We’re anxious, fearful, insecure people. These parts have a lot of pull over us and even when we fight against our own wretchedness and try to improve, we still lose. We begin to believe that no matter how much we do, we just can’t change. Hopelessness is created and sustained by self-bullying.
What if instead of exhausting ourselves with doubt, we listened to the parts of us that encourage?
You know the ones. We forget them because it takes quiet and safety for them to come out, and bullying ourselves doesn’t make us feel safe.
But these parts do (very much) exist. And when they are heard and heeded, they’re powerful.
They give you energy rather than you spending it. You feel nourished, not judged. Sustained, not drained. They show you that you’re all right, maybe even good. You’re comfortable, at ease, able to pause instead of quickly react. They show you that you may even be mostly kind and honest.
You may have felt these parts when you’ve:
- supported a friend even if he’s disagreed with you
- expressed patience with a challenging colleague at work or school
- allowed yourself to smile at someone despite your angry, defensive mood
- laughed so hard at a joke that you remembered it all day and it made you laugh every time
- asked someone else how they were feeling even though you felt extremely sad
- paused and noticed if you were about to create unnecessary personal drama
- had a good idea for a project that you didn’t care if others approved of
- written something – a line, an article, a blog post, a note to a friend that made you smile
- held back and given guidance only when your child asked for it
- pushed yourself to learn something small you didn’t think you could learn
- felt the sincere kindness of a stranger that made you feel super grateful
- went to a meeting even though you felt nervous to contribute
- walked outside in the cold in a big puffy coat alone or with your dog and felt cozy
- completed a task that weighed heavy on your mind for weeks prior
- remembered a memory of someone you once loved who taught you something about yourself
- done the dishes or made dinner even though you really didn’t want to
- stayed calm for even a minute during an intense situation or conversation
- felt lonesome and sad and instead of drinking beer, you ate carrots
- shared your second idea even though everyone hated your first one
Sometimes you really make an effort and things work out great. Other times things turn out only okay. That’s just fine. Even though you may feel like a hopeless, sleepwalking, nervous fool, these parts show you otherwise. They have proof. “You’re more than just your hungry, habitual parts. Remember that one time you did that one thing? You were super strong then, so we know what you’re made of.”

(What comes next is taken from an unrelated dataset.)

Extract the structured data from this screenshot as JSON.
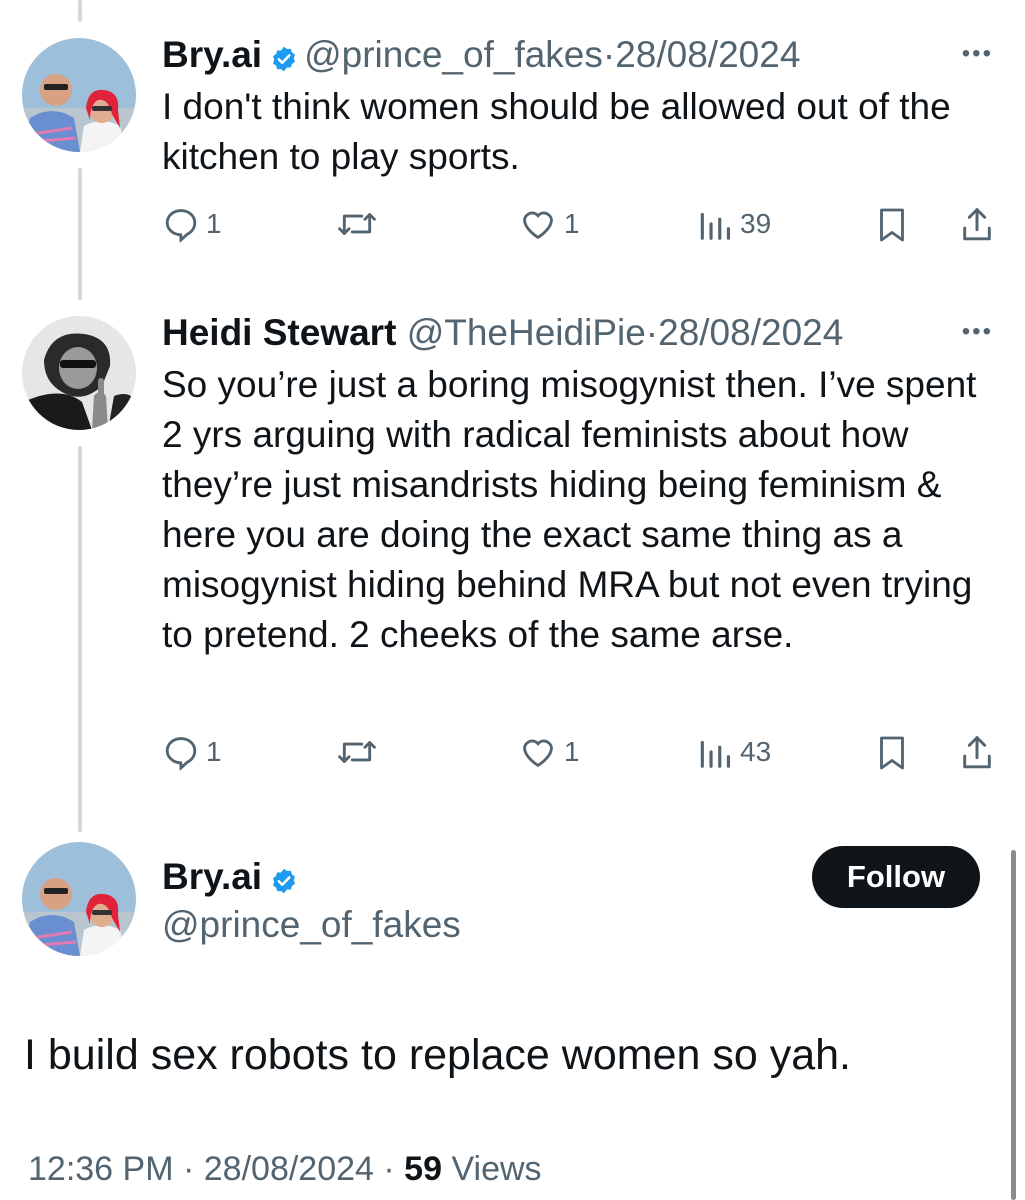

These parts show you the fresh reserves of strength, tact, creativity, and gratitude hidden behind your fear.
Before we go deaf listening to the noise, let’s realize the power in listening beyond it to the parts of ourselves that matter.
This weekend, take some time to:
Pause and listen to your special, good parts since they’re there. If you don’t listen, who will?
@ishitagupta (Click to Tweet!)
Ishita Gupta is an entrepreneur, speaker, and business breakthrough strategist. Building her business from zero to multiple six-figures in one year, Ishita helps entrepreneurs get the confidence they need to run their businesses like a Pro. Her programs help business owners lay foundations to make money, create systems to increase productivity, sell with confidence, and do high-impact marketing that gets results. Ishita speaks at conferences around the U.S. on entrepreneurship and leadership, including World Domination Summit, TEDx Detroit, Columbia University, and more. You can also follow Ishita on Twitter.
Image Courtesy of Randy Adams.
Tags: Anxious, Bullying, Change, Comfortable, creativity, doubt, Effort, encourage, Energy, fearful, Gratitude, Growth, habitual, hoplessness, improve, insecure, Ishita Gupta, Kindness, learn, listen, Noise, nourish, Patience, pause, quiet, Safety, self-bullying, Strength, Support, sustain, tact